    Thanks in advance for addressing my questions.
    Mar 24 09:22 PM | Likes Like |Link to Comment
  • Canadian Pacific Stock Should Return To Earth Over The Next Year Or Two [View article]
    If I use 2 years worth of capx for CP, I get spending of $2.5 billion divided by 15,000 miles of track--this is based on what you wrote above in the article. That works out to $167k per mile for CP. This compares to $154 for BN and $183 for CN. So CP is spending a bit below CN (and above that of BN), but it is not half of what CN is spending. So, again, I ask how it is that you argue that CP is underinvesting in its business? Also, can you answer my other questions? Thanks.
    Mar 24 10:59 AM | Likes Like |Link to Comment
  • Canadian Pacific Stock Should Return To Earth Over The Next Year Or Two [View article]
    OK, thanks. So, just to be clear, if CN is spending at 95 per mile and CP is spending at 93 per mile, then how do you argue that CP is underinvesting? Plus, can you answer my other questions. Thanks
    Mar 24 10:36 AM | Likes Like |Link to Comment
  • Lindsay Corp.: Strong Balance Sheet, Reasonably Valued, And Rapid Dividend Growth [View article]
    Any new thoughts? I assume you saw the VMI results and comments--the level of weakness that mgmt indicated for the next 1-2 quarters took the sell-side by surprise. Conversely, I see that drought in So Amer seems to be worse, increased work in the near-term conceivably smooths the valley for the irrigation names.
    Mar 18 10:02 AM | Likes Like |Link to Comment
  • MYR Group Is Undervalued Against Its Peers [View article]
    I think you have done a decent, basic job. A few things to consider;
    1- MYR does not operate in the pipelines space, which is experiencing a notable uptick in spending--most of its peers operate in this space. I think this is showing up in the multiples for the other stocks, in particular PWR, MTZ and WG.
    2- MYR is weak/strong in T&D regionally. Its backlog and recent awards activity highlight that T&D work is shifting to areas where MYR does not have a strong presence, or at the least has not received awards recently. Look at the company's recent awards and backlog trend.
    3- Without a notable expansion in its C&I capability, C&I will likely remain too small of a segment to drive MYR's earnings in a material fashion.
    4- Your valuation argument holds up only if MYR's earnings do not reverse in the coming year. That is a big question at this point given its weak awards trend. MYR management says that awards will pick up in 2H14 (which will impact 15 earns), but it sounds like awards will be weak in 1H14. I believe the stock will remain under pressure pending stronger award activity.
    Mar 11 08:44 AM | Likes Like |Link to Comment

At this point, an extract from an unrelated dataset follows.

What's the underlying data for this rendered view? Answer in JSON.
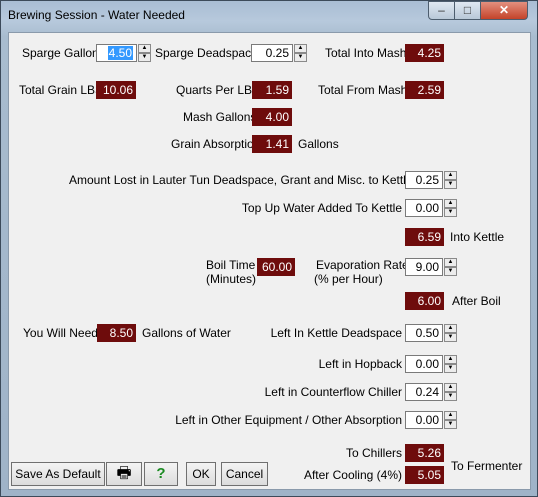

  • Lindsay Corp.: Strong Balance Sheet, Reasonably Valued, And Rapid Dividend Growth [View article]
    Thanks for the reply. A few points on what you wrote. First, I do not time anything. Either the stock gets down to a valuation that I find attractive or not. If it doesn't, that is ok with me, I will invest elsewhere. Second, you highlight the future is uncertain--obvious. The question is whether downside uncertainty is reflected in the current price. Does the stock/story appear stressed? Not to me, and that is critical whether I am holding for 10 minutes, or 10 years. Third, you point to a reasonable valuation. A valuation decision based on TTM can be dangerous. This is particularly true in this case where the last year's financials benefitted from massive drought conditions across most of the farm belt. I suggest you determine a normalized earnings level, and then an appropriate fair value based on that earnings level. Lastly, do not rely on the company to support the stock. Management gets high marks for managing the ops, but not so good at capital allocation. Plus, model earnings assuming corn prices stay in a $4/bu range and recognize that there may not be a great deal of financial flexibility.
    Jan 31 11:12 AM | Likes Like |Link to Comment